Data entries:
────
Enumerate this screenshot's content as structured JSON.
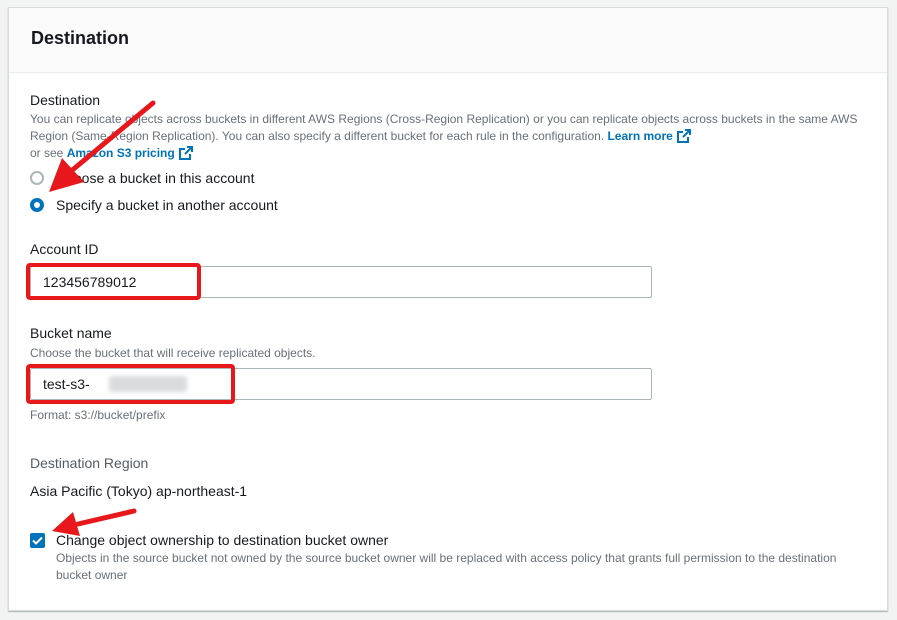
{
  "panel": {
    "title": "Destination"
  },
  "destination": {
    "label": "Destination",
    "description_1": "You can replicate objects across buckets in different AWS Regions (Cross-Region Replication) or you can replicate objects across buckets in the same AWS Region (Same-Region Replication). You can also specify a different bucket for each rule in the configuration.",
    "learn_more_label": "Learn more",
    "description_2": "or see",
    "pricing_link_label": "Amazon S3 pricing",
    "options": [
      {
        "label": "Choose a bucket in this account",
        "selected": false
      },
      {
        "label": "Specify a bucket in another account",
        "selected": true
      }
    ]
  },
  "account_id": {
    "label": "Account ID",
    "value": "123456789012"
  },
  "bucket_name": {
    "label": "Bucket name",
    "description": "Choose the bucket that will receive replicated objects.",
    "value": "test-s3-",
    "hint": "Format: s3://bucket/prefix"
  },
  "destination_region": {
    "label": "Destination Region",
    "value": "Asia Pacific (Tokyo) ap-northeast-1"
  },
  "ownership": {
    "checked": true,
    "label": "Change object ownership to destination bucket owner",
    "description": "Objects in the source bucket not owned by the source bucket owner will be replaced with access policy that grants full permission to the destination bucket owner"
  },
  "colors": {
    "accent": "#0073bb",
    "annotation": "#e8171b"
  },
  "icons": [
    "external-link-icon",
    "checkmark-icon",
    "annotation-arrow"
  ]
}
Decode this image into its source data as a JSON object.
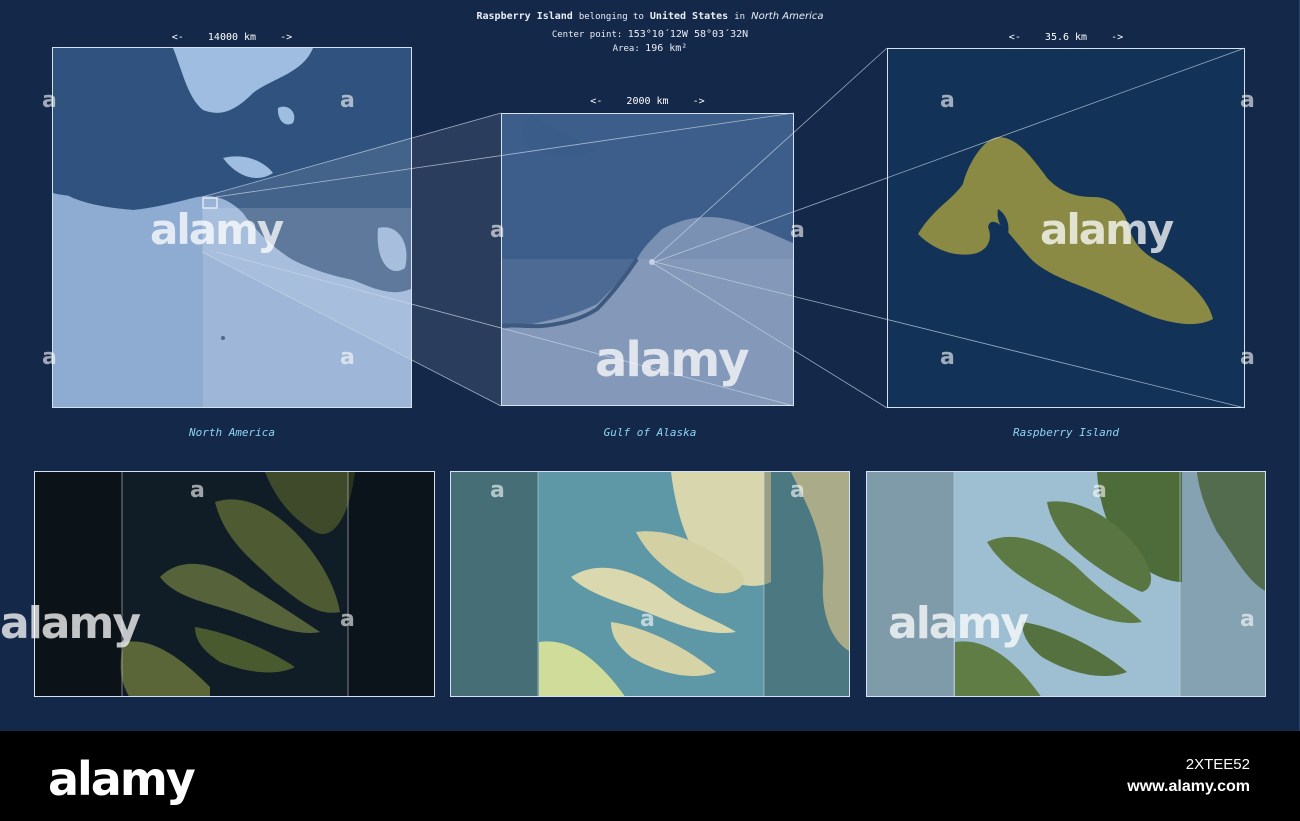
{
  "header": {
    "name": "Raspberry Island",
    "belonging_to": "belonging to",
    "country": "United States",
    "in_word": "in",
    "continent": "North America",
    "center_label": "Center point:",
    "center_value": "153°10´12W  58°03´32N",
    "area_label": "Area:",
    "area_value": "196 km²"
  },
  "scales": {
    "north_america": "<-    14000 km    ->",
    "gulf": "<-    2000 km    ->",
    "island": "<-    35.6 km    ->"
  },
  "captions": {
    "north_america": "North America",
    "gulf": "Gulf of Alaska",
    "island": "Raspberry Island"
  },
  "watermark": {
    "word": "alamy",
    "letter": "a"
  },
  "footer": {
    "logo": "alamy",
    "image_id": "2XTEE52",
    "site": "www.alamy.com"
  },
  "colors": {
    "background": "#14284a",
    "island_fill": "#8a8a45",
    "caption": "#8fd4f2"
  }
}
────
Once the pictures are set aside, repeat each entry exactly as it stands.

Enumerate this screenshot's content as structured JSON.
{
  "panel": {
    "title": "Destination"
  },
  "destination": {
    "label": "Destination",
    "description_1": "You can replicate objects across buckets in different AWS Regions (Cross-Region Replication) or you can replicate objects across buckets in the same AWS Region (Same-Region Replication). You can also specify a different bucket for each rule in the configuration.",
    "learn_more_label": "Learn more",
    "description_2": "or see",
    "pricing_link_label": "Amazon S3 pricing",
    "options": [
      {
        "label": "Choose a bucket in this account",
        "selected": false
      },
      {
        "label": "Specify a bucket in another account",
        "selected": true
      }
    ]
  },
  "account_id": {
    "label": "Account ID",
    "value": "123456789012"
  },
  "bucket_name": {
    "label": "Bucket name",
    "description": "Choose the bucket that will receive replicated objects.",
    "value": "test-s3-",
    "hint": "Format: s3://bucket/prefix"
  },
  "destination_region": {
    "label": "Destination Region",
    "value": "Asia Pacific (Tokyo) ap-northeast-1"
  },
  "ownership": {
    "checked": true,
    "label": "Change object ownership to destination bucket owner",
    "description": "Objects in the source bucket not owned by the source bucket owner will be replaced with access policy that grants full permission to the destination bucket owner"
  },
  "colors": {
    "accent": "#0073bb",
    "annotation": "#e8171b"
  },
  "icons": [
    "external-link-icon",
    "checkmark-icon",
    "annotation-arrow"
  ]
}
Decode this image into its source data as a JSON object.
{
  "header": {
    "name": "Raspberry Island",
    "belonging_to": "belonging to",
    "country": "United States",
    "in_word": "in",
    "continent": "North America",
    "center_label": "Center point:",
    "center_value": "153°10´12W  58°03´32N",
    "area_label": "Area:",
    "area_value": "196 km²"
  },
  "scales": {
    "north_america": "<-    14000 km    ->",
    "gulf": "<-    2000 km    ->",
    "island": "<-    35.6 km    ->"
  },
  "captions": {
    "north_america": "North America",
    "gulf": "Gulf of Alaska",
    "island": "Raspberry Island"
  },
  "watermark": {
    "word": "alamy",
    "letter": "a"
  },
  "footer": {
    "logo": "alamy",
    "image_id": "2XTEE52",
    "site": "www.alamy.com"
  },
  "colors": {
    "background": "#14284a",
    "island_fill": "#8a8a45",
    "caption": "#8fd4f2"
  }
}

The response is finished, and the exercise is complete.